This is Sandra Tsing Loh with the Loh Down on Science, saying because they’re stuffed suits. And crows? They’re thinkers.
In 2010 ecologist John Marzluff from the University of Washington found that wild crows can recognize specific human faces. ??He and his team wanted to go deeper.
??So the team wore different face masks while imaging the birds' brains with PET scans. One was the mask worn to capture the birds initially. Bad! The other was worn when feeding them. Good!??
And? When the birds saw the scary capture mask, they instantly froze, staring. The brain regions for fear lit up. In caregiver gear? The birds swallowed excessively and pooped like excited babies. Motivation and hunger brain regions were activated.??
Maybe it seems like a no-brainer, but the fact that so many different regions lit up for each mask indicates a pretty complex--almost human--mental processing system.
??Bottom line? Be nice to crows. Otherwise, two words: Tippi Hedren. And if you don’t remember that Hitchcock reference, trust me, they do.
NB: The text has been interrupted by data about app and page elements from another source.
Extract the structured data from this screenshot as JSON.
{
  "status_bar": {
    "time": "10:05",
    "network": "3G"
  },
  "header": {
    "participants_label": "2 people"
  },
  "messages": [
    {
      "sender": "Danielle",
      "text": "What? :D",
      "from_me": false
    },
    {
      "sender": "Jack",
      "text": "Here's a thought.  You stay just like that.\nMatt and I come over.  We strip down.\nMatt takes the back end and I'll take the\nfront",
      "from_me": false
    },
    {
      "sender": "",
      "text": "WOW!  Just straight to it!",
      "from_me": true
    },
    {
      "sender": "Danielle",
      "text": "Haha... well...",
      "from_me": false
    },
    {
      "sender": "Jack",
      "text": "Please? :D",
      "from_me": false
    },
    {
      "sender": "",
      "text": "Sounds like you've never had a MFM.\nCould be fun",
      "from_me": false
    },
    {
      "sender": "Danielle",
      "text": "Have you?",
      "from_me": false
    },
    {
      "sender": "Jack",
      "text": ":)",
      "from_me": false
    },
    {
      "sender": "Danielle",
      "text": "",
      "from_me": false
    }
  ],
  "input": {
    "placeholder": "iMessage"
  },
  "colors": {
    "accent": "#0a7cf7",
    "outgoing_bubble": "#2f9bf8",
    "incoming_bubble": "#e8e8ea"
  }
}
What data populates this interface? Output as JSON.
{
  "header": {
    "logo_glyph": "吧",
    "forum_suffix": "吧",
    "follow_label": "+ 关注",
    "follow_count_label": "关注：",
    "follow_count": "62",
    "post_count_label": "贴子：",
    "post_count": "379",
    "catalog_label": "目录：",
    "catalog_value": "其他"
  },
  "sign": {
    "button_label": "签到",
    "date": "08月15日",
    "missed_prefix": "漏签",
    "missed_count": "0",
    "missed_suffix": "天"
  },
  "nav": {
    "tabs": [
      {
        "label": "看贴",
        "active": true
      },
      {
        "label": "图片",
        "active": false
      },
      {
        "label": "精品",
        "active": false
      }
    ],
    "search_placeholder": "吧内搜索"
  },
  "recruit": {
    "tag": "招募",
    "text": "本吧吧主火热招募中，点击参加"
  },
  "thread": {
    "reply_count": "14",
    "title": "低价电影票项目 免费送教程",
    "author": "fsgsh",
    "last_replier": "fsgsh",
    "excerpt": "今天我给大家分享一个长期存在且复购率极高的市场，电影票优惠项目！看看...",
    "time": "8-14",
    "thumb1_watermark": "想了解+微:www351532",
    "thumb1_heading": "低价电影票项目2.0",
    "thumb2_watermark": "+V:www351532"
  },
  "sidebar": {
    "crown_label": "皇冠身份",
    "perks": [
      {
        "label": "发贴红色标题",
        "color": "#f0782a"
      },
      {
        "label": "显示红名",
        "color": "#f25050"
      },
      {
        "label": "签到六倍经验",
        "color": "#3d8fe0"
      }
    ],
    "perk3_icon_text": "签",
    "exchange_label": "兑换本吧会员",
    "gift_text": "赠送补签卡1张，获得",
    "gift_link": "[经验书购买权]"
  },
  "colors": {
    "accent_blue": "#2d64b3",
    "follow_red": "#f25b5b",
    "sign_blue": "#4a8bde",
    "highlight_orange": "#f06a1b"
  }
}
<em>The Loh Down on Science</em> is produced by LDOS Media Lab, with 89.3 KPCC Pasadena, California. And made possible by the generous support of the Gordon and Betty Moore Foundation.